Two Transylvania University seniors have won extremely competitive Fulbright grants to serve as English teaching assistants abroad.
Savannah Lambert and Jordan Strouse, who bring the school’s number of Fulbright recipients to 24, were selected for their leadership and academic abilities — out of what was the largest pool of applicants ever.
Lambert, of Georgetown, Kentucky, plans to teach in Germany, where she spent a semester in 2019 at Universität Regensburg. With plans to pursue a career in diplomacy, she’s an international affairs and German double major and served as a study abroad peer ambassador at Transylvania.
“I am incredibly honored and excited to be named a Fulbright ETA finalist,” she said. “I cannot thank the faculty and staff members who helped me through this process enough — they did everything from proofreading essays and writing recommendations, but also led me to opportunities to grow and learn.”

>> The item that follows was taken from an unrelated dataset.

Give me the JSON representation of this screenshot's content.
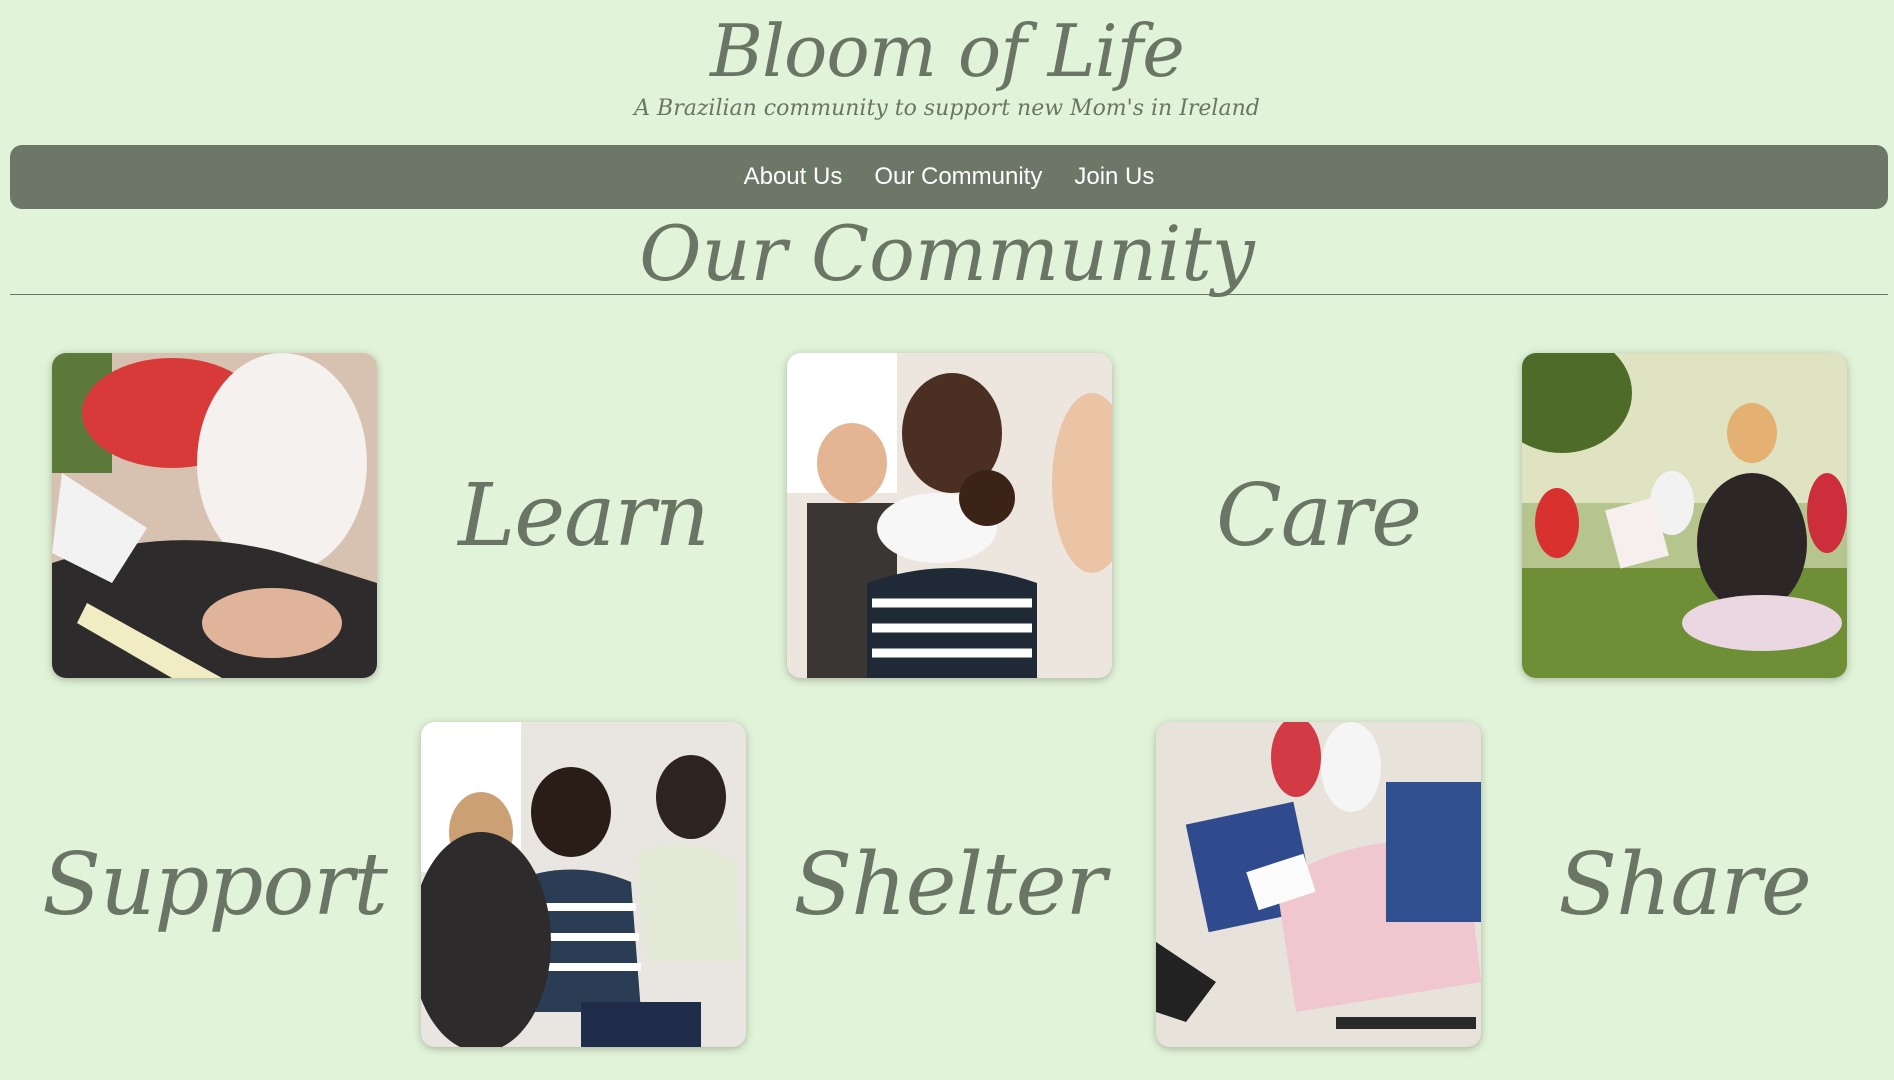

Lambert eventually plans to pursue a master’s in international education at George Washington University. “I am so grateful for the global experiences and education Transy has given me, and cannot wait to put that to use,” she said.
Strouse, of Lexington, will serve as a teaching assistant for 11 months in Taiwan. He also received the prestigious Boren Scholarship to study Mandarin at the National Taiwan University, but chose the Fulbright instead.
The Fulbright will help Strouse along his path to becoming a linguist in a government setting. “I’m particularly interested in working in the intelligence community on national security issues. As an international affairs major here at Transy, I’ve got the foundational skills for this career; the next year in Taiwan will allow me to further develop these skills and gain on-the-ground cultural and linguistic knowledge.”
He also credited staff, faculty and fellow students at Transylvania for the support that helped him win the awards — from writing solid applications to friends who inspired him.
“Both Savannah and Jordan have been leaders on campus, inside and outside of the classroom,” said Michael Cronk, associate director of career development. “We are incredibly proud of the work they put into their applications and congratulate them on this auspicious accomplishment.”
The U.S. Department of State’s Bureau of Educational and Cultural Affairs sponsors the Fulbright student program, which was established 75 years ago to foster mutual understanding between the United States and other countries.